Short-bowel syndrome (SBS) is a relatively common disease of insufficient small-bowel absorptive capacity with an estimated 5-year mortality rate of 37.5%, mostly because of sepsis and liver failure associated with central venous access and parenteral nutrition (1,2). Manifestations of SBS include growth retardation, malnutrition, diarrhea and frequent infection. Sources of infection include central venous access and bacterial overgrowth within chronically dilated bowel. One complication of bacterial overgrowth is d-lactic acidosis, a syndrome of neurological disturbances and acidemia first described in 1979 (3). Patients present with recurrent, often escalating episodes of neurological derangement associated with acidosis, widened anion gap and elevated levels of plasma d-lactic acid. d-Lactic acid, the product of anaerobic carbohydrate metabolism by resident intestinal bacteria, is believed to cause acidosis because it is metabolized much more slowly than l-lactic acid and therefore accumulates if produced in abundance.
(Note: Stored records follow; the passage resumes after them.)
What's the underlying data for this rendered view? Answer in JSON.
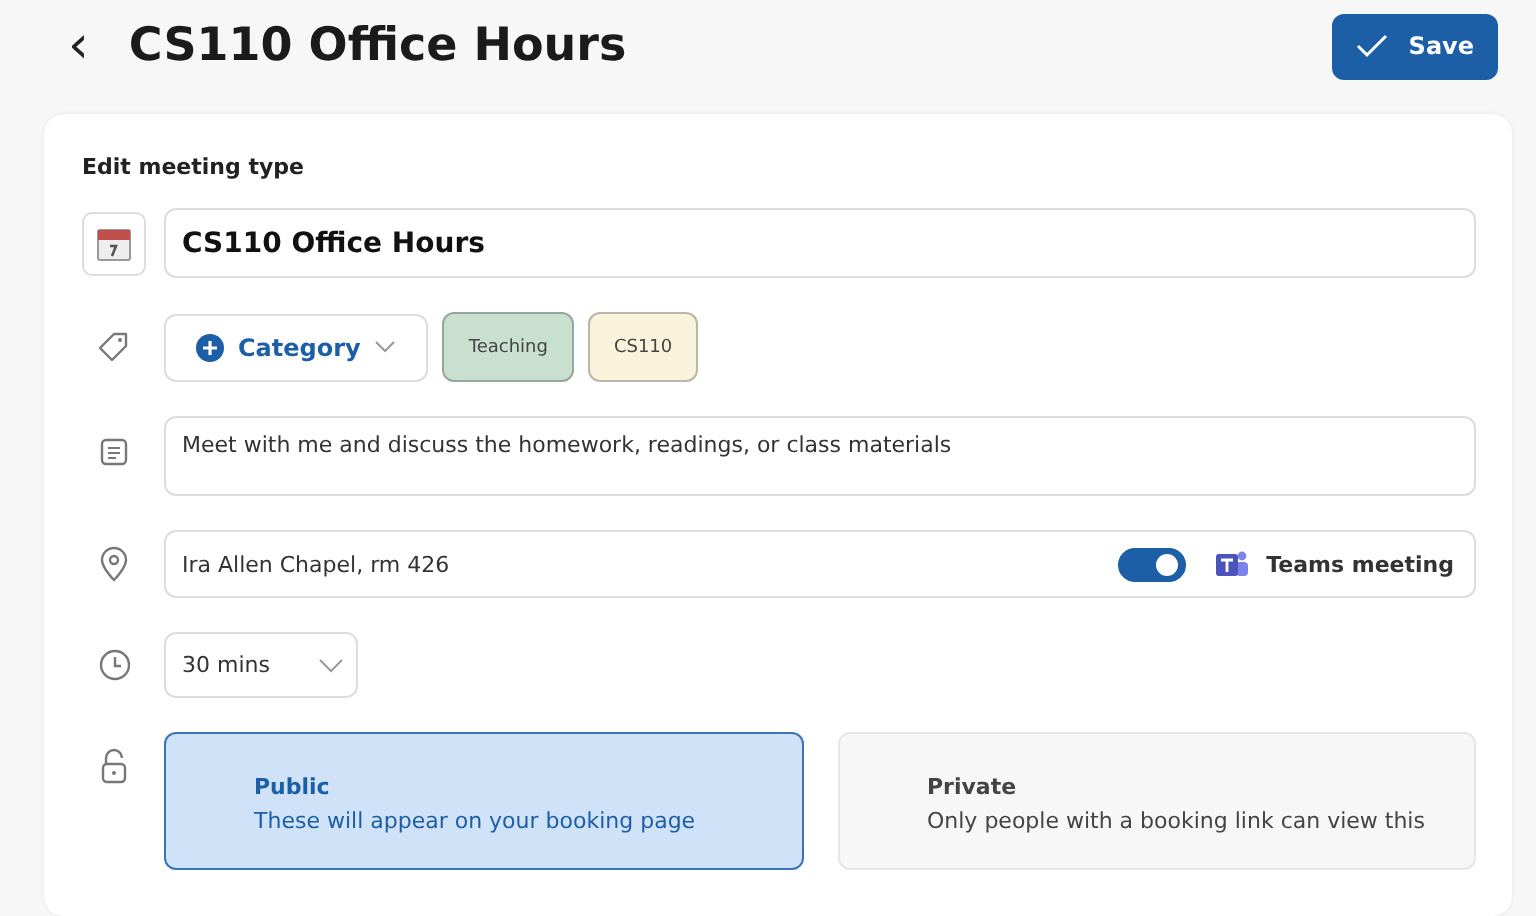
{
  "header": {
    "back": "‹",
    "title": "CS110 Office Hours",
    "save": "Save"
  },
  "card": {
    "heading": "Edit meeting type",
    "title_value": "CS110 Office Hours",
    "category": {
      "label": "Category",
      "tags": [
        {
          "label": "Teaching",
          "color": "#c9dfd0"
        },
        {
          "label": "CS110",
          "color": "#faf3dc"
        }
      ]
    },
    "description": "Meet with me and discuss the homework, readings, or class materials",
    "location": {
      "value": "Ira Allen Chapel, rm 426",
      "teams_on": true,
      "teams_label": "Teams meeting"
    },
    "duration": "30 mins",
    "visibility": [
      {
        "title": "Public",
        "text": "These will appear on your booking page",
        "selected": true
      },
      {
        "title": "Private",
        "text": "Only people with a booking link can view this",
        "selected": false
      }
    ]
  }
}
In the case of SBS, decreased absorption of enteral carbohydrates and bacterial overgrowth are thought to lead to increased bacterial production of lactic acid. The responsible bacteria may colonize the remnant small or large intestine as a result of stasis and dysmotility within chronically dilated bowel or administration of probiotic medications such as the gram-positive anaerobic rod Lactobacillus acidophilus (4,5). Traditional treatment of this disease consists of altering the intestinal flora with antibiotics and minimizing the metabolic substrate by using a low-carbohydrate diet (6). Unfortunately, these therapies are not always successful, and refractory cases are a difficult management problem in this chronically ill patient population.
Serial transverse enteroplasty (STEP), which involves sequential linear stapling of the dilated bowel from opposite directions to create a new “zig-zag” lengthened and tapered intestinal channel, has gained acceptance in the treatment of patients with SBS since its introduction in 2003 (7–12). In addition, a recent animal study has shown that the STEP procedure reduces bacterial overgrowth in SBS (13). A potential advantage of the STEP operation compared with conventional tapering is its ability to narrow dilated bowel while preserving small-bowel mucosal mass. Thus, the STEP procedure could be a useful therapy for treatment of SBS patients with refractory d-lactic acidosis.
We describe here the case of a patient with SBS who had been relatively well until she developed recurrent episodes of d-lactic acidosis. After failure of medical management, she was successfully treated with the STEP procedure to provide tapering of a massively dilated segment of duodenum that was felt to be a reservoir for d-lactic acid producing bacterial flora.